What to produce:
In the data, find each line where the word "contents" appears and list that line.

Input data:
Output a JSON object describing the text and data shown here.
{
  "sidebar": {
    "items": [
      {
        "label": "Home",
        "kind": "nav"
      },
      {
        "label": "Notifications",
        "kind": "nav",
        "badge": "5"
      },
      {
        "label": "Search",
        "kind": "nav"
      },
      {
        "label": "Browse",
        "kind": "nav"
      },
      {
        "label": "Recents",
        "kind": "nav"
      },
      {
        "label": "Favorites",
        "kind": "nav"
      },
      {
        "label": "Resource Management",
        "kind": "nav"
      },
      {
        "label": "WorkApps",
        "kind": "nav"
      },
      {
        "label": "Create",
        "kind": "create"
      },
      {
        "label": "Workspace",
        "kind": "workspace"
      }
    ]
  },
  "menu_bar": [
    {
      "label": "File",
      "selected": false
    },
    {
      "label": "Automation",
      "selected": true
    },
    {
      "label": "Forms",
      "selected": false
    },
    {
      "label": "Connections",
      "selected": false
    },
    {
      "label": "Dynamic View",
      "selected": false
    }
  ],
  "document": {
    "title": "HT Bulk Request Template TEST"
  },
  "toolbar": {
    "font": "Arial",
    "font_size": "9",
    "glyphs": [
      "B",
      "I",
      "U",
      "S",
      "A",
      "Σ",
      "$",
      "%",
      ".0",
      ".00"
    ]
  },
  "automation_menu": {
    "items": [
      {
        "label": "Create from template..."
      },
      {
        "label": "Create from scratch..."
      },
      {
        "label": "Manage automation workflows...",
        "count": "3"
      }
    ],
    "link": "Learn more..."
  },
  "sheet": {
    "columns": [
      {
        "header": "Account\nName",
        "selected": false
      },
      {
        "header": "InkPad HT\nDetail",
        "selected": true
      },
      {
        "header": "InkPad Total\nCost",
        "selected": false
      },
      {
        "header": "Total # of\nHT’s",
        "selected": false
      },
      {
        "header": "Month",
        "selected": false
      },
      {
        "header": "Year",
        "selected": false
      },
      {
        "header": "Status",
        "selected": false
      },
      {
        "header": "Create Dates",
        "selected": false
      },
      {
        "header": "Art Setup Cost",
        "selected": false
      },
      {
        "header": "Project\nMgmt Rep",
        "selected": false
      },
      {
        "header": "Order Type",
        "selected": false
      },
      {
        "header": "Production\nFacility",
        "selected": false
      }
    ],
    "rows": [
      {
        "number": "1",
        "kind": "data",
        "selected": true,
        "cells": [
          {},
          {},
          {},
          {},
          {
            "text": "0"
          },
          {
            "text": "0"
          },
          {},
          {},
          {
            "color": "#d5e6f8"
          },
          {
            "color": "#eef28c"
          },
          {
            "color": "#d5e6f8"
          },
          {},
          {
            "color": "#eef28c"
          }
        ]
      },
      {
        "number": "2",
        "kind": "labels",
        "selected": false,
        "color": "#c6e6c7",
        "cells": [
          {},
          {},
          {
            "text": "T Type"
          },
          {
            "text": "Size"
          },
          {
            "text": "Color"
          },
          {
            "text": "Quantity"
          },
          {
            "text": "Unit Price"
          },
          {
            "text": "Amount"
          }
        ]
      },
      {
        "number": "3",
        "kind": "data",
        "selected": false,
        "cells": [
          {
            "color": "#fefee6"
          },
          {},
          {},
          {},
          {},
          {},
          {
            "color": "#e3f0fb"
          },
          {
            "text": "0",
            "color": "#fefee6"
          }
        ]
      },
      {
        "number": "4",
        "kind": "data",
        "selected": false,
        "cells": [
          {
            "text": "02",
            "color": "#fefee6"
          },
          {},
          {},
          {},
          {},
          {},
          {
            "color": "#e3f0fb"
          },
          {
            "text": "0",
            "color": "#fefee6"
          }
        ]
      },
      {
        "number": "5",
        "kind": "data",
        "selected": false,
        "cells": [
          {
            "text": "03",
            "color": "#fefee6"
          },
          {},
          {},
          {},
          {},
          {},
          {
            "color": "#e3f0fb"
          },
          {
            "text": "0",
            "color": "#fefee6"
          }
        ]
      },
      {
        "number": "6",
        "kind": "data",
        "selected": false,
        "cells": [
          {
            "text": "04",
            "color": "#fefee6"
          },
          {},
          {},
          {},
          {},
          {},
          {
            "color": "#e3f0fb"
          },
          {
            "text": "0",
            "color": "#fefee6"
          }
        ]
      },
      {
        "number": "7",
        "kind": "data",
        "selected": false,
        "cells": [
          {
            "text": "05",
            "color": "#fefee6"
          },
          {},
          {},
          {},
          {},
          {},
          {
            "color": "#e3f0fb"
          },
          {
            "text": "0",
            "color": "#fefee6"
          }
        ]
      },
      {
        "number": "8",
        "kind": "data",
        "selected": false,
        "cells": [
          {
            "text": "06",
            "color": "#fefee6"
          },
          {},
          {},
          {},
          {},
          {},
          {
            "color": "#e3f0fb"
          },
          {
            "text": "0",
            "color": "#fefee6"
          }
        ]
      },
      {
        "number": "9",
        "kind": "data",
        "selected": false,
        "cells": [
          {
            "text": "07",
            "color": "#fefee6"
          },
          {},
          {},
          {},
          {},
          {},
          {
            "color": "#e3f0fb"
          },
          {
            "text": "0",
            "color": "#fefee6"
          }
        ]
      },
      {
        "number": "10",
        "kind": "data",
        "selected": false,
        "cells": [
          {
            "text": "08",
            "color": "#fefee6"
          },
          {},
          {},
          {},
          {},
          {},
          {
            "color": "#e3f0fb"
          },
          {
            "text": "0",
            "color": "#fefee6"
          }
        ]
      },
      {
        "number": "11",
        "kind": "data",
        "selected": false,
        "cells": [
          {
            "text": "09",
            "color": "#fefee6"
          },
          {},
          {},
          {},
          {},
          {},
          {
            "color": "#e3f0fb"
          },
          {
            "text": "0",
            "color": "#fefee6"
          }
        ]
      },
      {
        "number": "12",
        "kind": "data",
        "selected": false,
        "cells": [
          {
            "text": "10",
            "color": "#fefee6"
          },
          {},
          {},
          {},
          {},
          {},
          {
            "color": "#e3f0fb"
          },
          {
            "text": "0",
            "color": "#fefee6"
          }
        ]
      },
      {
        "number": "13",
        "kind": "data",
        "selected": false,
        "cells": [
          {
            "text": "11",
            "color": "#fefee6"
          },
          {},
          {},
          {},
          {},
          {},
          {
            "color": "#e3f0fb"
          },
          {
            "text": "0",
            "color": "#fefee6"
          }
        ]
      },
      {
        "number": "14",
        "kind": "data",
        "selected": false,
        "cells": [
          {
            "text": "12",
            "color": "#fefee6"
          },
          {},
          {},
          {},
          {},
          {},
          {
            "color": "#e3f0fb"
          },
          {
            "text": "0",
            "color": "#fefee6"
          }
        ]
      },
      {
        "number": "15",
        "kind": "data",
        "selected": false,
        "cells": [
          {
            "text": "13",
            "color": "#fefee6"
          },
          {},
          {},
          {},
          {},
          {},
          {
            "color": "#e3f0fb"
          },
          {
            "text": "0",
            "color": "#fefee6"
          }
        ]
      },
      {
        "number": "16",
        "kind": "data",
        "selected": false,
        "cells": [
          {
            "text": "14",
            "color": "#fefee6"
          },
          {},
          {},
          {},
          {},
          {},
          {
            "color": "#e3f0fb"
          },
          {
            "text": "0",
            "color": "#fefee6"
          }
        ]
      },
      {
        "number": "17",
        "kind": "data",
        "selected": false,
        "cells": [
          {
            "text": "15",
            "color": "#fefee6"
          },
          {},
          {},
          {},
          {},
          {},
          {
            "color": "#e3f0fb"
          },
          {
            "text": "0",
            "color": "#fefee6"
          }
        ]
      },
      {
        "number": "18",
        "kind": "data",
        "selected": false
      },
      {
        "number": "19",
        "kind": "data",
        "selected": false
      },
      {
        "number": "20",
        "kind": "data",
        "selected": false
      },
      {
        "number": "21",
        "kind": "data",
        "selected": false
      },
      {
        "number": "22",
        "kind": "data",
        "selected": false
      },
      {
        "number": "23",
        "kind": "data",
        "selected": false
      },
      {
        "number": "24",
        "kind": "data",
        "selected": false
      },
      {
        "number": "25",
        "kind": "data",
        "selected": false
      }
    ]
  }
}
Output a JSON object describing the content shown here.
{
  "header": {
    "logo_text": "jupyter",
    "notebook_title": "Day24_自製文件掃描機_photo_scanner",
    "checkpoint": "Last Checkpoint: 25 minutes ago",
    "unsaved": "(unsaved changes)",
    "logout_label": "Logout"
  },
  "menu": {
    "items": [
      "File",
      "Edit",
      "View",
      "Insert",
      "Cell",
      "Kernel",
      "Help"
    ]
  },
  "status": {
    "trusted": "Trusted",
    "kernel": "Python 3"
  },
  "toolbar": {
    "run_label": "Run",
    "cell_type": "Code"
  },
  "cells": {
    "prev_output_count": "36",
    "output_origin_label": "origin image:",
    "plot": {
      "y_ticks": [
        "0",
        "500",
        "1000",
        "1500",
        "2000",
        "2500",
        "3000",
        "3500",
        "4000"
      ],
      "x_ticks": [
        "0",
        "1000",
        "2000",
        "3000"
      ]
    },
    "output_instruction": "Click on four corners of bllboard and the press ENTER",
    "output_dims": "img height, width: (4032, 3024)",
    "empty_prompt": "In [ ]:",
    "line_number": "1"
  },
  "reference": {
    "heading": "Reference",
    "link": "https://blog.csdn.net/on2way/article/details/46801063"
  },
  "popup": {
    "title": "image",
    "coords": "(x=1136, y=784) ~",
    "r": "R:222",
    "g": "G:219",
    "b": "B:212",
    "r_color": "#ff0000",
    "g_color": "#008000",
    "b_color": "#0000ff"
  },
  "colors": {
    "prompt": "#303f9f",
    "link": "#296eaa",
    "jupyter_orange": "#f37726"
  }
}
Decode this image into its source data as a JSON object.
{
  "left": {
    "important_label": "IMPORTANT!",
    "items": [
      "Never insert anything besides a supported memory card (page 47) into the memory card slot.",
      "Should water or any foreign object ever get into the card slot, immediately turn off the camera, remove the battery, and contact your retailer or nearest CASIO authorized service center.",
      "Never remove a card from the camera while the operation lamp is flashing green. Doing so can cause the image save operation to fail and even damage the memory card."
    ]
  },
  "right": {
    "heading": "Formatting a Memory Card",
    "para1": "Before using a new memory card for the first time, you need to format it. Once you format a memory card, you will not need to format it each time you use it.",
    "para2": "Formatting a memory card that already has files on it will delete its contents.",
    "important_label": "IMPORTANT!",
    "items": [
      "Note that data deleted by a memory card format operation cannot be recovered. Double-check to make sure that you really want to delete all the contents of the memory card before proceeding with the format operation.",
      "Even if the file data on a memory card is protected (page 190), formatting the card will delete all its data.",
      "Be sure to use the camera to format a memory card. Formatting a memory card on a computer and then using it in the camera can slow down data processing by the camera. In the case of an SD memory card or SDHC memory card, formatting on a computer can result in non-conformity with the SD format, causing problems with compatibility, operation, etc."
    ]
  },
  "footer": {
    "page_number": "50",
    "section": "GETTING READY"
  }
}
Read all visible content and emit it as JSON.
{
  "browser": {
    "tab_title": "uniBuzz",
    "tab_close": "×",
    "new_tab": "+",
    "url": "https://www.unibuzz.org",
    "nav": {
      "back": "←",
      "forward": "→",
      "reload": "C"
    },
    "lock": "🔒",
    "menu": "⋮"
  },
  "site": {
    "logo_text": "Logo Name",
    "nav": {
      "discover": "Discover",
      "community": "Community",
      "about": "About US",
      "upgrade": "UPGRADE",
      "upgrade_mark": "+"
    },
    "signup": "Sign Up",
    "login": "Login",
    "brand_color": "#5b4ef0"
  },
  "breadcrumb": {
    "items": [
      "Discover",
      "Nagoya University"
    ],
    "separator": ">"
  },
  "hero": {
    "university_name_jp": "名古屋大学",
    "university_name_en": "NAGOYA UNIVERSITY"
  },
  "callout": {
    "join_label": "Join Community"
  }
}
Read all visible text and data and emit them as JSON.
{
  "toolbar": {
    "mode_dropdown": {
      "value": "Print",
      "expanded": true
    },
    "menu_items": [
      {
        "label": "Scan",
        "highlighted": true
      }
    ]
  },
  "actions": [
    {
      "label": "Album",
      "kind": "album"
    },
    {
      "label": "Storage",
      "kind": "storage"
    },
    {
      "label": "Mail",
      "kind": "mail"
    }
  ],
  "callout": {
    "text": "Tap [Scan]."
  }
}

Exercise response:
    "para2": "Formatting a memory card that already has files on it will delete its contents.",
      "Note that data deleted by a memory card format operation cannot be recovered. Double-check to make sure that you really want to delete all the contents of the memory card before proceeding with the format operation.",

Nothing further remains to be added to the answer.